According to a recent study, racial inequalities may also be reflected in the frequency of workplace injuries and disability. This is particularly true for Hispanic immigrants and African American males, who tend to work jobs that carry the highest injury risk. In many cases, minority workers in Louisiana and nationwide have no choice but to take these high-risk jobs.
Economic disparities and more high-risk jobs are partly to blame
“Disparities in economic opportunities for minorities lead them to take more hazardous jobs that raise their risk of injury and disability,” said Seth Seabury, lead author of the study, as well as director of the Keck-Schaeffer Initiative for Population Health at the University of Southern California.
Injury rates highest for Hispanic immigrants and African American men
The study, conducted by the USC and published in Health Affairs this February, focused primarily on male workers ages 18 to 64. Researchers from the USC Schaeffer Center, the Keck School of Medicine at USC and Boston University found that men who are Hispanic immigrants have the highest workplace injury rate, 13.7 per 1,000 workers, with African American men at more than 12 per 1,000 workers and U.S.-born Hispanic men at just under 12. Compare that to Caucasian men, who have an injury rate of 11.8, Asian-American men at nearly 10 and other ethnicities at a rate of around 11. Injury rates for females were lower overall, but followed similar patterns based on ethnicity.
In this study, researchers analyzed two sets of data. One was the U.S. Census Bureau American Community Surveys from 2006 to 2013, containing 11.6 million respondents. The other was the Bureau of Labor Statistic's Survey of Income and Program Participation from 1996, 2004 and 2008, with 198,000 respondents.
Disability rates were also higher among minority groups
As can be expected, higher rates of workplace injury can also be linked to higher work-related disability rates. Researchers found that this rings especially true for workers ages 50 to 64.
In this age group, African Americans have a 4.4 percent rate of disability, followed by Hispanic immigrants at 4.2 percent, Asian Americans at 4 percent and U.S.-born Hispanics at 3.5 percent. Older Caucasians have the lowest disability rate in this age category, at about 2.5 percent.
Overall job conditions and workplace bias are factors
Although not covered extensively in the study, it is noted that minorities face worse job conditions overall, both historically and in the present day. This is thought to also contribute to health problems as well as injuries.
“The United States has made progress in reducing on-the-job injuries, but our findings indicate that disparities still exist,” stated Seabury. “Minority workers experience worse health.”

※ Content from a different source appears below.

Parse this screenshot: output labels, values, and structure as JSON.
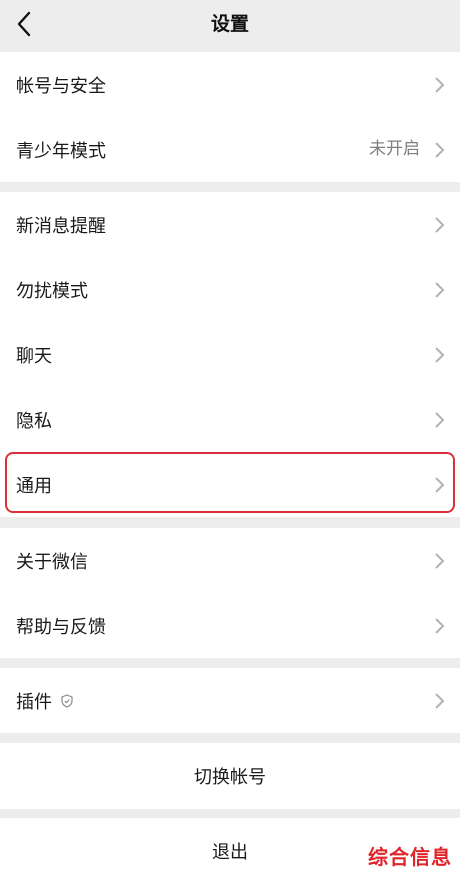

Systemic workplace bias was also noted as a factor contributing to worker injury and disability. Not only is there discrimination in hiring and promoting, but also disparities in who gets assigned to the most high-risk work tasks.
Get legal help for your injury or disability
No matter what the circumstances, obtaining workers' compensation or disability assistance is vital to the survival of those who are injured. If you are in this situation, protect your legal rights with help from an experienced attorney.